Hamden Hall Country Day School
Educating students in PreSchool through Grade 12
About Hamden Hall


More than a century ago, in the fall of 1912, 17 boys between the ages of 9 and 14 embarked on an all-day pre-preparatory academic program at a stately country day school on Whitney Avenue in Hamden.

It was the fourth such school in the country, boasting the combined benefits of a boarding school experience against the backdrop of home life and family involvement. 

The inauguration of Hamden Hall Country Day School was decidedly unique. The school’s mission was “to maintain a fair balance between physical and mental exercise” so that students could develop “good scholarly habits” and “sportsmanlike conduct on the playing field.” Daily lessons were framed by morning prayers and afternoon sports and recreation. The $350 tuition included transportation on the 8:15 a.m. trolley and a school day that extended until 5 p.m. 
Within a 10-year span, enrollment more than doubled and Hamden Hall’s founder, Dr. John P. Cushing, purchased the spacious school property that had formerly been leased. The Pinehurst Mansion, once the residence of accomplished musician and businessman Morris Steinert and now home to the school’s classrooms, and its expansive estate grounds were officially sold to Hamden Hall Associates, Inc., in June 1927 upon Cushing’s retirement as headmaster.
"The school’s mission was 'to maintain a fair balance between physical and mental exercise' so that students could develop 'good scholarly habits' and 'sportsmanlike conduct on the playing field.'"
In the fall of 1927 came another first for the fledgling school. Hamden Hall went coed, and as such was the first of its kind among country day schools in New England. The school’s mission was also enhanced by two new ideologies: social development and an emphasis on individual growth, as introduced by Hamden Hall’s second headmaster, Gen. Herbert H. Vreeland Jr. “Probably more than at any time in the past, modern youth needs to have developed a social consciousness and a sense of individual responsibility for the group of which he or she is a member,” Vreeland wrote of his vision for the school. “The underlying spirit of Hamden Hall is that of a large family.” During Vreeland’s second year he established a lower school, pre-kindergarten through grade three, housed in a portable classroom that he purchased. Also in 1928 came the formation of the school’s first Parents’ Association – later renamed the Parent-Teachers Association.
Fiscally, Hamden Hall reorganized under the purview of Headmaster E. Stanley Taylor and his wife, Margaret Taylor, during the 1930s. The Taylors took no salary for their administrative leadership on the condition that the school become a parent-owned, nonprofit, tax-exempt, cooperative organization.
By 1935, student population had grown to more than 120 and high school classes had been instituted. The first Hamden Hall graduation exercises commenced in 1937 for five students. 
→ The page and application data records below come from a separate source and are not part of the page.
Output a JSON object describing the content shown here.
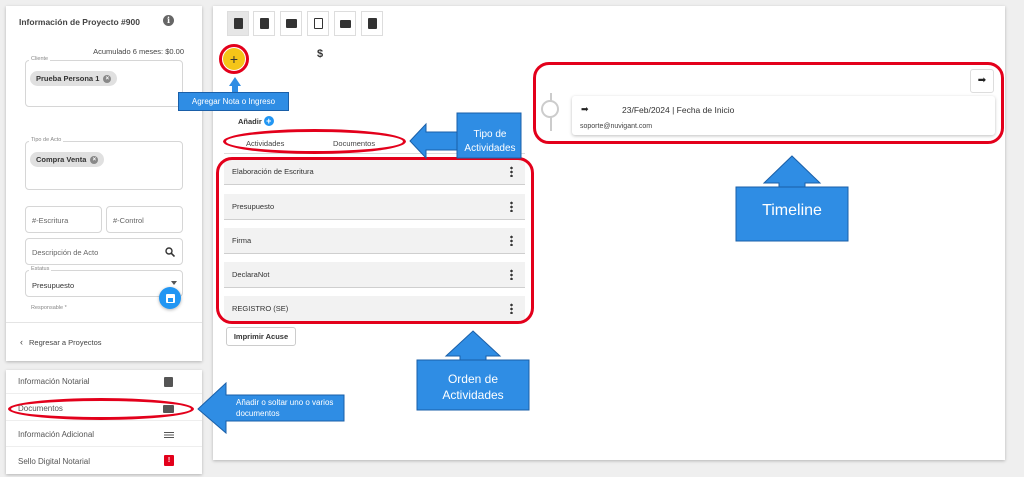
{
  "left_panel": {
    "title": "Información de Proyecto #900",
    "acumulado": "Acumulado 6 meses: $0.00",
    "cliente_label": "Cliente",
    "cliente_chip": "Prueba Persona 1",
    "tipo_acto_label": "Tipo de Acto",
    "tipo_acto_chip": "Compra Venta",
    "escritura_placeholder": "#-Escritura",
    "control_placeholder": "#-Control",
    "descripcion_placeholder": "Descripción de Acto",
    "estatus_label": "Estatus",
    "estatus_value": "Presupuesto",
    "responsable_label": "Responsable *",
    "back_label": "Regresar a Proyectos"
  },
  "side_nav": [
    {
      "label": "Información Notarial",
      "icon": "notebook-icon"
    },
    {
      "label": "Documentos",
      "icon": "folder-icon"
    },
    {
      "label": "Información Adicional",
      "icon": "list-icon"
    },
    {
      "label": "Sello Digital Notarial",
      "icon": "seal-icon"
    }
  ],
  "main": {
    "currency": "$",
    "add_label": "Añadir",
    "tabs": [
      "Actividades",
      "Documentos"
    ],
    "activities": [
      "Elaboración de Escritura",
      "Presupuesto",
      "Firma",
      "DeclaraNot",
      "REGISTRO (SE)"
    ],
    "print_button": "Imprimir Acuse",
    "timeline": {
      "date_text": "23/Feb/2024 | Fecha de Inicio",
      "email": "soporte@nuvigant.com"
    }
  },
  "callouts": {
    "agregar": "Agregar Nota o Ingreso",
    "tipo": "Tipo de Actividades",
    "timeline": "Timeline",
    "orden": "Orden de Actividades",
    "anadir_docs": "Añadir o soltar uno o varios documentos"
  },
  "colors": {
    "accent_red": "#e3001b",
    "callout_blue": "#2f8de4",
    "add_button_yellow": "#f5c518",
    "save_blue": "#2196f3"
  }
}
Growth remained steady following those flagship days, in terms of physical size, student population, and academic achievement. Today’s main campus encompasses 12 acres housing nine major buildings. A 30-acre athletic complex lies 1.5 miles north of the main campus and features fields, tennis courts, and a $13 million indoor athletic center. Our third campus, referred to as "The Castle," is a breathtaking Tudor Revival-style mansion built in 1906. The 3.3-acre property overlooks Lake Whitney and has a storied history as the former Lucerne Mansion built by New Haven architects Brown and Von Beren and later purchased by prominent architect Eero Saarinen.  

More than 625 students from 50 surrounding communities and six foreign countries thrive in our Early Childhood programs, Lower, Middle, and Upper Schools. 
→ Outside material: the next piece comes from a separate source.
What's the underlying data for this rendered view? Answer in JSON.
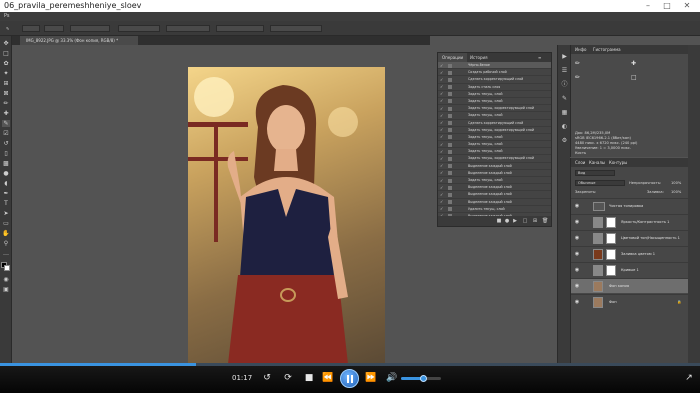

The school also remains as tight-knit in terms of the familial community that was fostered a century ago. In June 2012, the graduating class enjoyed another first in the school's storied history - the Class of 2012, at 82 students, was not only Hamden Hall's Centennial Class but also its largest class to date.  

Hamden Hall’s mission continues to challenge students to develop a strong sense of personal integrity and social responsibility while preparing them for demanding academic programs at the collegiate level.
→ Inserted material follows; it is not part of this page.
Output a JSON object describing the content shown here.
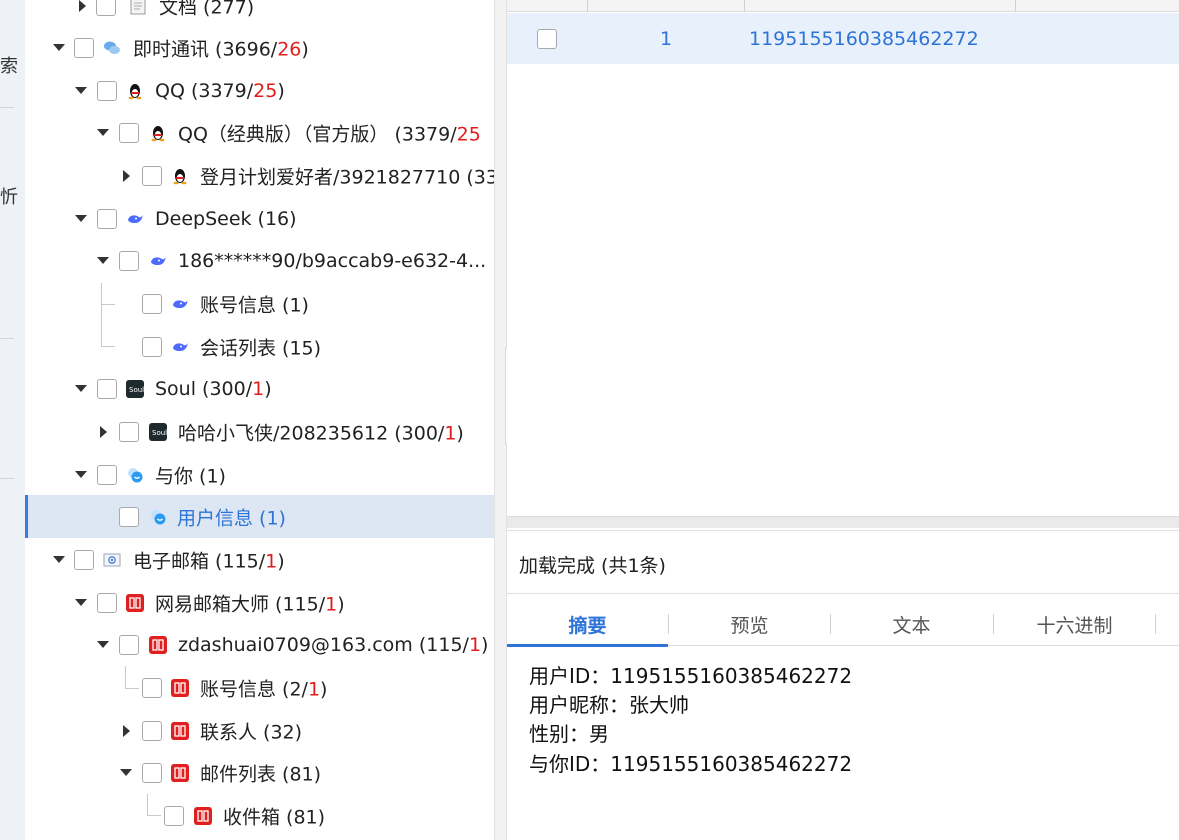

Esteemed Alumni

We Value Tradition Under the Pines...

The fostering of many time-honored traditions is a mainstay at Hamden Hall. Celebrating long-standing customs and practices helps ensure that today's students have connections to their counterparts of yesteryear.

Some of our annual traditions - such as our Valentine Bake Sale - date back more than half a century! Formerly called the Valentine Cookie Sale, the event has been a heartfelt tradition since 1942.

Some of our annual traditions include:
  • The Valentine Bake Sale
  • Lifers' Shirting Ceremony
  • The May Pole Assembly
  • Community-Wide Stuff A Bus
  • World Language Week
  • MayFest
  • Life is Delicious
    • "Hamden Hall Stories": Alumni from Classes in the 1940s, 1950s, and 1960s recall their special moments under the pines.

Hamden Hall Country Day School

About Us

Hamden Hall Country Day School is a nurturing and inclusive community with a dynamic learning environment that promotes academic excellence by understanding each child and fostering their individual growth.